Problem to work on
All records below are to be set down precisely as written, excluding pictures.

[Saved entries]
※
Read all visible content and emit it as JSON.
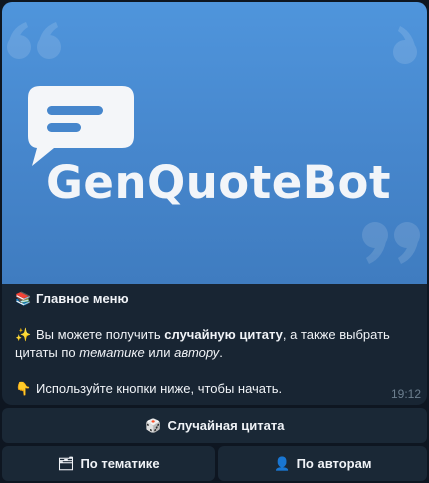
{
  "message": {
    "banner": {
      "brand_name": "GenQuoteBot",
      "icons": [
        "quote-marks-icon",
        "chat-bubble-icon"
      ]
    },
    "lines": {
      "menu_emoji": "📚",
      "menu_title": "Главное меню",
      "intro_emoji": "✨",
      "intro_part1": "Вы можете получить ",
      "intro_bold": "случайную цитату",
      "intro_part2": ", а также выбрать цитаты по ",
      "intro_topic": "тематике",
      "intro_or": " или ",
      "intro_author": "автору",
      "intro_end": ".",
      "hint_emoji": "👇",
      "hint_text": "Используйте кнопки ниже, чтобы начать."
    },
    "time": "19:12"
  },
  "keyboard": {
    "random": {
      "emoji": "🎲",
      "label": "Случайная цитата"
    },
    "topics": {
      "emoji": "🗂",
      "label": "По тематике"
    },
    "authors": {
      "emoji": "👤",
      "label": "По авторам"
    }
  },
  "colors": {
    "background": "#0e1621",
    "bubble": "#182533",
    "banner": "#4686cc",
    "button": "#1a2836",
    "text": "#f0f3f7",
    "time": "#6d7f8f"
  }
}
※
Answer space
Read all visible content and emit it as JSON.
{
  "message": {
    "banner": {
      "brand_name": "GenQuoteBot",
      "icons": [
        "quote-marks-icon",
        "chat-bubble-icon"
      ]
    },
    "lines": {
      "menu_emoji": "📚",
      "menu_title": "Главное меню",
      "intro_emoji": "✨",
      "intro_part1": "Вы можете получить ",
      "intro_bold": "случайную цитату",
      "intro_part2": ", а также выбрать цитаты по ",
      "intro_topic": "тематике",
      "intro_or": " или ",
      "intro_author": "автору",
      "intro_end": ".",
      "hint_emoji": "👇",
      "hint_text": "Используйте кнопки ниже, чтобы начать."
    },
    "time": "19:12"
  },
  "keyboard": {
    "random": {
      "emoji": "🎲",
      "label": "Случайная цитата"
    },
    "topics": {
      "emoji": "🗂",
      "label": "По тематике"
    },
    "authors": {
      "emoji": "👤",
      "label": "По авторам"
    }
  },
  "colors": {
    "background": "#0e1621",
    "bubble": "#182533",
    "banner": "#4686cc",
    "button": "#1a2836",
    "text": "#f0f3f7",
    "time": "#6d7f8f"
  }
}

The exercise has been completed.